"It would be wrong to presume we can take our foot off the gas in terms of preparation work," he said.
In an overview of the Irish economy, Mr Barry said forecasts of a slowdown here in the event of a hard Brexit would amount to "a huge shock", even if the country does not fall back into recession.
Elsewhere, he said the country had almost become "desensitised" to "an impressive and remarkable transformation" of the labour market here over the past seven years.
"It's not just a Dublin story, all regions have benefited," Mr Barry said, adding that the labour market had a driving influence on other aspects of the economy.
Hesaid: "Workers are getting paid more and household spending power is rising at about 6.5pc per year."
However, he warned against setting expectations for the jobs market to remain as strong as it currently is.
"There will be slower but more sustainable jobs growth," Mr Barry said.
Meanwhile, global uncertainty and Brexit have potentially played a useful role in stemming the risk of the Irish economy from overheating, Mr Barry said.
He said that the "really unhelpful conduct of economic policy by the United States administration" meant international markets had become more uncertain. Uncertainty, he said, was the "enemy of growth".

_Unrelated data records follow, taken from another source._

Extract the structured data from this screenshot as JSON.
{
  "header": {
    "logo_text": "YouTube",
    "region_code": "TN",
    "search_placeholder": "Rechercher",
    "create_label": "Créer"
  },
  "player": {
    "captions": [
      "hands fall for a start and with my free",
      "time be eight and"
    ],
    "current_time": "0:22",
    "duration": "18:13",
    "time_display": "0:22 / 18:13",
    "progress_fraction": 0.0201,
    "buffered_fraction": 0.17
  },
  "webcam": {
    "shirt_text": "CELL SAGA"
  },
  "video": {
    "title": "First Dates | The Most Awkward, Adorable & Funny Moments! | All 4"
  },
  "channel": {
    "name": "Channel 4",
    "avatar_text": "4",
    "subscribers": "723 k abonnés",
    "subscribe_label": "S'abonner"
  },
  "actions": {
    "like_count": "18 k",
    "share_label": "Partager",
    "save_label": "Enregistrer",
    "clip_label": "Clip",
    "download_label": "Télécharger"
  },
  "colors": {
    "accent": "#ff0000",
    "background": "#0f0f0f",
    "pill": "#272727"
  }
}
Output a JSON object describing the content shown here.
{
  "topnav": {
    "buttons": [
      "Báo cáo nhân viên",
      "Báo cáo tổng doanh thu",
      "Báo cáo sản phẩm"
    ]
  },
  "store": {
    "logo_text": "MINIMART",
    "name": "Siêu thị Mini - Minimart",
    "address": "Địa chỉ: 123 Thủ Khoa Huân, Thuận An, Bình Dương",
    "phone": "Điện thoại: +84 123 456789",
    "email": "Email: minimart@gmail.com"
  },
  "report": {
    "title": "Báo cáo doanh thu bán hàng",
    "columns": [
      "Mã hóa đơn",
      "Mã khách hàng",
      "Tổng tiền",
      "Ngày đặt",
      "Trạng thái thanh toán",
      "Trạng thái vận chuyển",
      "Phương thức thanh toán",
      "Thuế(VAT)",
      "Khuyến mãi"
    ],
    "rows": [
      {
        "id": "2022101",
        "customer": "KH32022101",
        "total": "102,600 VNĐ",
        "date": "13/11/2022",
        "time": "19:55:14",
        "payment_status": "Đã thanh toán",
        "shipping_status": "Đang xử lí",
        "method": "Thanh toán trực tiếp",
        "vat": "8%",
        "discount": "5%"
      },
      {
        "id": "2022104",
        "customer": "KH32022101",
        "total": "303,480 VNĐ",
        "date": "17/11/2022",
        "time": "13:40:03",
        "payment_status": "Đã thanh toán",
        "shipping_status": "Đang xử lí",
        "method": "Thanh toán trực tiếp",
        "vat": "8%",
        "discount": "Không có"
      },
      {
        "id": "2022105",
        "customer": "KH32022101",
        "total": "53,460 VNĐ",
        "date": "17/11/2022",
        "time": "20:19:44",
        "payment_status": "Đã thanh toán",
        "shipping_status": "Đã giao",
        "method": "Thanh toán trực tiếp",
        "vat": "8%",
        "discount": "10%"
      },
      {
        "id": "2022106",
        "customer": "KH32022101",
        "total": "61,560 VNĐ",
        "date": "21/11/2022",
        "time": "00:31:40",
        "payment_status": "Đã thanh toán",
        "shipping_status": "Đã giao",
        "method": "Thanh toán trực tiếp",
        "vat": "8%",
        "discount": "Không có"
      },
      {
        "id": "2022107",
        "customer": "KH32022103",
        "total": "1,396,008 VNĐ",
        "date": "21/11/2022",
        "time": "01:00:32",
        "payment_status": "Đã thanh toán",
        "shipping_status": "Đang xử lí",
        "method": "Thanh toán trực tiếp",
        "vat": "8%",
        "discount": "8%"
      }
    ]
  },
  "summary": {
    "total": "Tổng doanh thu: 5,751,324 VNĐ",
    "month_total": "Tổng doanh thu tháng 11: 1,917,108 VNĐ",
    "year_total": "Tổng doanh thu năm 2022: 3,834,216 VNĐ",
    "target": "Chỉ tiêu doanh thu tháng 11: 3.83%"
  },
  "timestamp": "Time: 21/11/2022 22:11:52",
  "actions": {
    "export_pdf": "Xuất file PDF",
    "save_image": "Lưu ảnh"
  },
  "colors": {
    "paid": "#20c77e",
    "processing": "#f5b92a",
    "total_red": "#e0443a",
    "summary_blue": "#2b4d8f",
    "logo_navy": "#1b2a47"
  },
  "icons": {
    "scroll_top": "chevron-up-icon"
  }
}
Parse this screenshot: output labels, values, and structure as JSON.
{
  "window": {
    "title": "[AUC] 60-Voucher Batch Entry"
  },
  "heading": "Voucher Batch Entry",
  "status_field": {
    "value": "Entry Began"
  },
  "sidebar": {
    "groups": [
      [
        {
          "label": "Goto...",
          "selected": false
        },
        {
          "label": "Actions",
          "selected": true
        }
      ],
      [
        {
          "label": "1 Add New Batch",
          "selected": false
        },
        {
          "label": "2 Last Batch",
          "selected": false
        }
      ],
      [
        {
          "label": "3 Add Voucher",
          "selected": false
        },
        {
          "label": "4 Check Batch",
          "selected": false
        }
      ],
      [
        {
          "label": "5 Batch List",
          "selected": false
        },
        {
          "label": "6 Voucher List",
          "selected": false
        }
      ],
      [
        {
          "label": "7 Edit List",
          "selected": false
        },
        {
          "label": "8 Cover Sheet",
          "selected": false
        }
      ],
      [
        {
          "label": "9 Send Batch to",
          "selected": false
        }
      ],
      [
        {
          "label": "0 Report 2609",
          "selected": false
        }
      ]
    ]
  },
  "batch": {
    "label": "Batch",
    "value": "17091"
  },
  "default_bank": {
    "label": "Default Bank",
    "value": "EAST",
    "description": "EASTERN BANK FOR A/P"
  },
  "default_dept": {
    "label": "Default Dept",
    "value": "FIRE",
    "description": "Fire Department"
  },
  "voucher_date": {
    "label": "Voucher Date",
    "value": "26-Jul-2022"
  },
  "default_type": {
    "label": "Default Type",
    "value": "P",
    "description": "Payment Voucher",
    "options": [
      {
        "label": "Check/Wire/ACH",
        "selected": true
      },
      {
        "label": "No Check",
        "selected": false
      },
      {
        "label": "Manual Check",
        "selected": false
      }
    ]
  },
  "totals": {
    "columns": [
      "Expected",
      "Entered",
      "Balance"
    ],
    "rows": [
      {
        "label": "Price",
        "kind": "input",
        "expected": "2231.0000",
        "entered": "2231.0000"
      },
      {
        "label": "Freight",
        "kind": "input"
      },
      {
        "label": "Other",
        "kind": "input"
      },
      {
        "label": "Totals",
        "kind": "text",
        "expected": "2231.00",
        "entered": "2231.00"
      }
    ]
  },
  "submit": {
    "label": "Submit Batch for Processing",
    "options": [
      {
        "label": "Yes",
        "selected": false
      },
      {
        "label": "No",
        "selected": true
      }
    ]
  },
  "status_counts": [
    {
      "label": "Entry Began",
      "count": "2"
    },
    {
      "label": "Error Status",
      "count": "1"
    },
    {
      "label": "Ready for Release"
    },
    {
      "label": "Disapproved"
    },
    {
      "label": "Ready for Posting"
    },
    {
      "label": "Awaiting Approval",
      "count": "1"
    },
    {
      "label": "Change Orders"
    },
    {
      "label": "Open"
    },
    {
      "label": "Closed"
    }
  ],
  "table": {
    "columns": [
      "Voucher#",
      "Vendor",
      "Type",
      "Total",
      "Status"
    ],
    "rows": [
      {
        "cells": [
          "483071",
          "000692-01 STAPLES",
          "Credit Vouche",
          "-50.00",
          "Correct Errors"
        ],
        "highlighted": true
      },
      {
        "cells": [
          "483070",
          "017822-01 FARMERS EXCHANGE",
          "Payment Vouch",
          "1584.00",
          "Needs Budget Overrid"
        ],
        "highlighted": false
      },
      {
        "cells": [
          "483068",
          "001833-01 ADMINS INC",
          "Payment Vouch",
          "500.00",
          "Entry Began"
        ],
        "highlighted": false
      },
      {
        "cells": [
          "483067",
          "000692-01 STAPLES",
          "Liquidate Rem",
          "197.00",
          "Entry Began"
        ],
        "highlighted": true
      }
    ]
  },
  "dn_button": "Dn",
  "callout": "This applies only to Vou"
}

There was now less faith in the operation of the global trading system, Mr Barry added.